:: TASK OBJECTIVE ::
Return each line of the records below that contains the word "icon".

BEGIN GIVEN INFORMATION

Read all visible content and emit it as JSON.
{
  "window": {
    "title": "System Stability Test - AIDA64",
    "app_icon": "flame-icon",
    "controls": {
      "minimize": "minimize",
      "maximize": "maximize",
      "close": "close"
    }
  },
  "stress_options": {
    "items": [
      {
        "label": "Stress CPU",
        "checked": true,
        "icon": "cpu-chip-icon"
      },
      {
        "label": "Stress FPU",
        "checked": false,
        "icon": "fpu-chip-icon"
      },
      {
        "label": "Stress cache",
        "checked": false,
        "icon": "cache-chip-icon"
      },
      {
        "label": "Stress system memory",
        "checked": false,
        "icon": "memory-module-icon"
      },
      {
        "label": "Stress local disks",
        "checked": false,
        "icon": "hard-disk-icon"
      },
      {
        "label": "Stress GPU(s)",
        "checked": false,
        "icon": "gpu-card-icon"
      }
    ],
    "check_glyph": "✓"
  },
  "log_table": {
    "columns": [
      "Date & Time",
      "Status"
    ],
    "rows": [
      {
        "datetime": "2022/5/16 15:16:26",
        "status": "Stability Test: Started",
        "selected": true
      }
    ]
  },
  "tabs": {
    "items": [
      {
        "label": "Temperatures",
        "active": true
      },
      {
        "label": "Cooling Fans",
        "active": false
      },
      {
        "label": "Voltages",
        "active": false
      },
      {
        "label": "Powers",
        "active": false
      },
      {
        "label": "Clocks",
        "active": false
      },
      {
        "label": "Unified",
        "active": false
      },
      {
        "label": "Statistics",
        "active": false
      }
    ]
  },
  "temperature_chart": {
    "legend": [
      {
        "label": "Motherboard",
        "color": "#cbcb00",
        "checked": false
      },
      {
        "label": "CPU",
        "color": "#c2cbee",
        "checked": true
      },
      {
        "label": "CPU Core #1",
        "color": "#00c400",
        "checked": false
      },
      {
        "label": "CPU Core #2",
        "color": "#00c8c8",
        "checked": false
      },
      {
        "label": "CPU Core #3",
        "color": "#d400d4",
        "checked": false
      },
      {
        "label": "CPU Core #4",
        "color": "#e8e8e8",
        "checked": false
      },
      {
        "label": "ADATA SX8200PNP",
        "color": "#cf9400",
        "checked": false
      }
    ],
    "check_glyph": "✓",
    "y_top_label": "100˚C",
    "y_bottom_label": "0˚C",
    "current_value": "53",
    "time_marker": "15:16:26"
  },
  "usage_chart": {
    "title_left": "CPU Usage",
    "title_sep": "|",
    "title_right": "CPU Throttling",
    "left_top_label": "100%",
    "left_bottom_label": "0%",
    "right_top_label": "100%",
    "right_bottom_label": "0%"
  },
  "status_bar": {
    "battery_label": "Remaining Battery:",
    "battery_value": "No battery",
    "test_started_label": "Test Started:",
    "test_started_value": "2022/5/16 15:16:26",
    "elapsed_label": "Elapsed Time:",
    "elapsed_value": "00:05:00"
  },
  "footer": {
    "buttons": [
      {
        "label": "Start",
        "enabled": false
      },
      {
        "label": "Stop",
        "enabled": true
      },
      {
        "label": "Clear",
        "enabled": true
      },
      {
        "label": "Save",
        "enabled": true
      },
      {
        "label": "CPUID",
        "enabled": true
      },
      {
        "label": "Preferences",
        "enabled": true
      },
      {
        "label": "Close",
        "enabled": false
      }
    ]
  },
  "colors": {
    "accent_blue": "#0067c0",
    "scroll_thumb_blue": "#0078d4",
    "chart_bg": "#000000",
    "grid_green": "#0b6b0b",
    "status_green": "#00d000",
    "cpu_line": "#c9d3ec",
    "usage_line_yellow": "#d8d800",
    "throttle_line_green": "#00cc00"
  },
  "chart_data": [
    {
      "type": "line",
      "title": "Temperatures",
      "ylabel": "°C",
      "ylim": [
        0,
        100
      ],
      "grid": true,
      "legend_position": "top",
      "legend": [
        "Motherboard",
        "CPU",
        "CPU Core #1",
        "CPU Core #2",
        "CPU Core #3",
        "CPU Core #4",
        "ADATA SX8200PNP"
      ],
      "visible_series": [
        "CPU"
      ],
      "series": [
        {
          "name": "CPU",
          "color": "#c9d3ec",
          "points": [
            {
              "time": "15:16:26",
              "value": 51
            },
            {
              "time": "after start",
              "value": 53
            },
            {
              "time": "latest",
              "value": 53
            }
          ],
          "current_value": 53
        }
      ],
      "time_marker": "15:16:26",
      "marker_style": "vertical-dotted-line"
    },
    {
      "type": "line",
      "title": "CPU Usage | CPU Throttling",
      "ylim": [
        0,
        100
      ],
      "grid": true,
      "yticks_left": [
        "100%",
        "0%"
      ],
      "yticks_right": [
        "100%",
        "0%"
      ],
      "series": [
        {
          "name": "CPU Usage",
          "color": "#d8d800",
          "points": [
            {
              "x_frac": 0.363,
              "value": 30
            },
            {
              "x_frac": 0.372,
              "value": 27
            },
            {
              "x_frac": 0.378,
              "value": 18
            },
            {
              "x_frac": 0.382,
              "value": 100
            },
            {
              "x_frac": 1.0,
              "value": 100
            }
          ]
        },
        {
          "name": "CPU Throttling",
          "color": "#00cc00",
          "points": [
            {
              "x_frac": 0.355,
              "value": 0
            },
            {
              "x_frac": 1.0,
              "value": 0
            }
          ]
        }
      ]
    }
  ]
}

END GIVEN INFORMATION

:: ANSWER FOR THE TASK ::
    "app_icon": "flame-icon",
        "icon": "cpu-chip-icon"
        "icon": "fpu-chip-icon"
        "icon": "cache-chip-icon"
        "icon": "memory-module-icon"
        "icon": "hard-disk-icon"
        "icon": "gpu-card-icon"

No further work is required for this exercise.